◆ **Problem to solve**: Please repeat the listing below in its entirety, exactly.

◆ **Given data**:

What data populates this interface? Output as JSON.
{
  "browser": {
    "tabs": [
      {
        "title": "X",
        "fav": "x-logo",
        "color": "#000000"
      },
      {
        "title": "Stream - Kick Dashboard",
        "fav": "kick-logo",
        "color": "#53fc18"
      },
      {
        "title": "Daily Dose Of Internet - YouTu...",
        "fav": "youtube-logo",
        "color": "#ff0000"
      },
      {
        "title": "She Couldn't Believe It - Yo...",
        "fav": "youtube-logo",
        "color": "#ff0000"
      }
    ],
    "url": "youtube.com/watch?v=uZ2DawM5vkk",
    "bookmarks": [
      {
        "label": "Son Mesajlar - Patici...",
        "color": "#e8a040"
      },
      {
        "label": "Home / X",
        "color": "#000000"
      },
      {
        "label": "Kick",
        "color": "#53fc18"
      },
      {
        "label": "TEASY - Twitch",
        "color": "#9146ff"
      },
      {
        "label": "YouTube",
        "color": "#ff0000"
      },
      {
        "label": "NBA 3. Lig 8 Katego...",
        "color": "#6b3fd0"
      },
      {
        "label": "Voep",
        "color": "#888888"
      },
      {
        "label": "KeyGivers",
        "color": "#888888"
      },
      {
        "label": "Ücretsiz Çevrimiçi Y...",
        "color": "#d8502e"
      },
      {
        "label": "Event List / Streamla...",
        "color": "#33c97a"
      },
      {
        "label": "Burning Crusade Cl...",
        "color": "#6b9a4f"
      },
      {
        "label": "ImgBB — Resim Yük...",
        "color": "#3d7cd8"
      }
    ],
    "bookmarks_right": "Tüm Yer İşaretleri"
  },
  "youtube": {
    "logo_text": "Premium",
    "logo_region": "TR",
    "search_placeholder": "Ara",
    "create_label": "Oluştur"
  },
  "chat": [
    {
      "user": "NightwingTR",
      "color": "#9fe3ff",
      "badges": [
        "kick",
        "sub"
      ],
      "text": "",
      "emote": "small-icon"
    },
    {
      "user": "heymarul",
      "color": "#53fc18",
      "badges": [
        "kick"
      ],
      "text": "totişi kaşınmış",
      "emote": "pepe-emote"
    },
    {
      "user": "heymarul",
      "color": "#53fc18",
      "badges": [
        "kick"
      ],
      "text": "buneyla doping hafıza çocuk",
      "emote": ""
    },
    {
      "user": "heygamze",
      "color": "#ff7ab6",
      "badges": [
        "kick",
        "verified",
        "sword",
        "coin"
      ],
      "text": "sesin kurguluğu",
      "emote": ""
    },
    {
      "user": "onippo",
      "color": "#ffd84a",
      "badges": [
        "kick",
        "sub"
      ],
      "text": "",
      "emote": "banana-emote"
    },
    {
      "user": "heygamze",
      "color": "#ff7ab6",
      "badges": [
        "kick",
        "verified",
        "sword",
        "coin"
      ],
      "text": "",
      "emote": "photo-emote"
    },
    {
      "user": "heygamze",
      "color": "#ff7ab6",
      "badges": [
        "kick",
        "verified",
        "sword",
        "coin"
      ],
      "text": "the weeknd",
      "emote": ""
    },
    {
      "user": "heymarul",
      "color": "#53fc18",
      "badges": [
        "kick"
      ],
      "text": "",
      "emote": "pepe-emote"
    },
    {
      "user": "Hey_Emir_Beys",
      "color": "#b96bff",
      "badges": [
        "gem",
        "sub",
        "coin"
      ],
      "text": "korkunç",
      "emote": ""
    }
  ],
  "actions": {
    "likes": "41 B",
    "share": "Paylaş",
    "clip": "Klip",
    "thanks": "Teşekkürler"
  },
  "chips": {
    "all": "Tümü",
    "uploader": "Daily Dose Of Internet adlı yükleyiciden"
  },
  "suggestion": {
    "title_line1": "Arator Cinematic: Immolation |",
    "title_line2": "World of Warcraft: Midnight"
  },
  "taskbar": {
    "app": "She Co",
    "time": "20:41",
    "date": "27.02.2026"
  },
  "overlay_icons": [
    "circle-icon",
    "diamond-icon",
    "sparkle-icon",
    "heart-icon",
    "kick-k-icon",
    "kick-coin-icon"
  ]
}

◆ **The completed task**:
What data populates this interface? Output as JSON.
{
  "browser": {
    "tabs": [
      {
        "title": "X",
        "fav": "x-logo",
        "color": "#000000"
      },
      {
        "title": "Stream - Kick Dashboard",
        "fav": "kick-logo",
        "color": "#53fc18"
      },
      {
        "title": "Daily Dose Of Internet - YouTu...",
        "fav": "youtube-logo",
        "color": "#ff0000"
      },
      {
        "title": "She Couldn't Believe It - Yo...",
        "fav": "youtube-logo",
        "color": "#ff0000"
      }
    ],
    "url": "youtube.com/watch?v=uZ2DawM5vkk",
    "bookmarks": [
      {
        "label": "Son Mesajlar - Patici...",
        "color": "#e8a040"
      },
      {
        "label": "Home / X",
        "color": "#000000"
      },
      {
        "label": "Kick",
        "color": "#53fc18"
      },
      {
        "label": "TEASY - Twitch",
        "color": "#9146ff"
      },
      {
        "label": "YouTube",
        "color": "#ff0000"
      },
      {
        "label": "NBA 3. Lig 8 Katego...",
        "color": "#6b3fd0"
      },
      {
        "label": "Voep",
        "color": "#888888"
      },
      {
        "label": "KeyGivers",
        "color": "#888888"
      },
      {
        "label": "Ücretsiz Çevrimiçi Y...",
        "color": "#d8502e"
      },
      {
        "label": "Event List / Streamla...",
        "color": "#33c97a"
      },
      {
        "label": "Burning Crusade Cl...",
        "color": "#6b9a4f"
      },
      {
        "label": "ImgBB — Resim Yük...",
        "color": "#3d7cd8"
      }
    ],
    "bookmarks_right": "Tüm Yer İşaretleri"
  },
  "youtube": {
    "logo_text": "Premium",
    "logo_region": "TR",
    "search_placeholder": "Ara",
    "create_label": "Oluştur"
  },
  "chat": [
    {
      "user": "NightwingTR",
      "color": "#9fe3ff",
      "badges": [
        "kick",
        "sub"
      ],
      "text": "",
      "emote": "small-icon"
    },
    {
      "user": "heymarul",
      "color": "#53fc18",
      "badges": [
        "kick"
      ],
      "text": "totişi kaşınmış",
      "emote": "pepe-emote"
    },
    {
      "user": "heymarul",
      "color": "#53fc18",
      "badges": [
        "kick"
      ],
      "text": "buneyla doping hafıza çocuk",
      "emote": ""
    },
    {
      "user": "heygamze",
      "color": "#ff7ab6",
      "badges": [
        "kick",
        "verified",
        "sword",
        "coin"
      ],
      "text": "sesin kurguluğu",
      "emote": ""
    },
    {
      "user": "onippo",
      "color": "#ffd84a",
      "badges": [
        "kick",
        "sub"
      ],
      "text": "",
      "emote": "banana-emote"
    },
    {
      "user": "heygamze",
      "color": "#ff7ab6",
      "badges": [
        "kick",
        "verified",
        "sword",
        "coin"
      ],
      "text": "",
      "emote": "photo-emote"
    },
    {
      "user": "heygamze",
      "color": "#ff7ab6",
      "badges": [
        "kick",
        "verified",
        "sword",
        "coin"
      ],
      "text": "the weeknd",
      "emote": ""
    },
    {
      "user": "heymarul",
      "color": "#53fc18",
      "badges": [
        "kick"
      ],
      "text": "",
      "emote": "pepe-emote"
    },
    {
      "user": "Hey_Emir_Beys",
      "color": "#b96bff",
      "badges": [
        "gem",
        "sub",
        "coin"
      ],
      "text": "korkunç",
      "emote": ""
    }
  ],
  "actions": {
    "likes": "41 B",
    "share": "Paylaş",
    "clip": "Klip",
    "thanks": "Teşekkürler"
  },
  "chips": {
    "all": "Tümü",
    "uploader": "Daily Dose Of Internet adlı yükleyiciden"
  },
  "suggestion": {
    "title_line1": "Arator Cinematic: Immolation |",
    "title_line2": "World of Warcraft: Midnight"
  },
  "taskbar": {
    "app": "She Co",
    "time": "20:41",
    "date": "27.02.2026"
  },
  "overlay_icons": [
    "circle-icon",
    "diamond-icon",
    "sparkle-icon",
    "heart-icon",
    "kick-k-icon",
    "kick-coin-icon"
  ]
}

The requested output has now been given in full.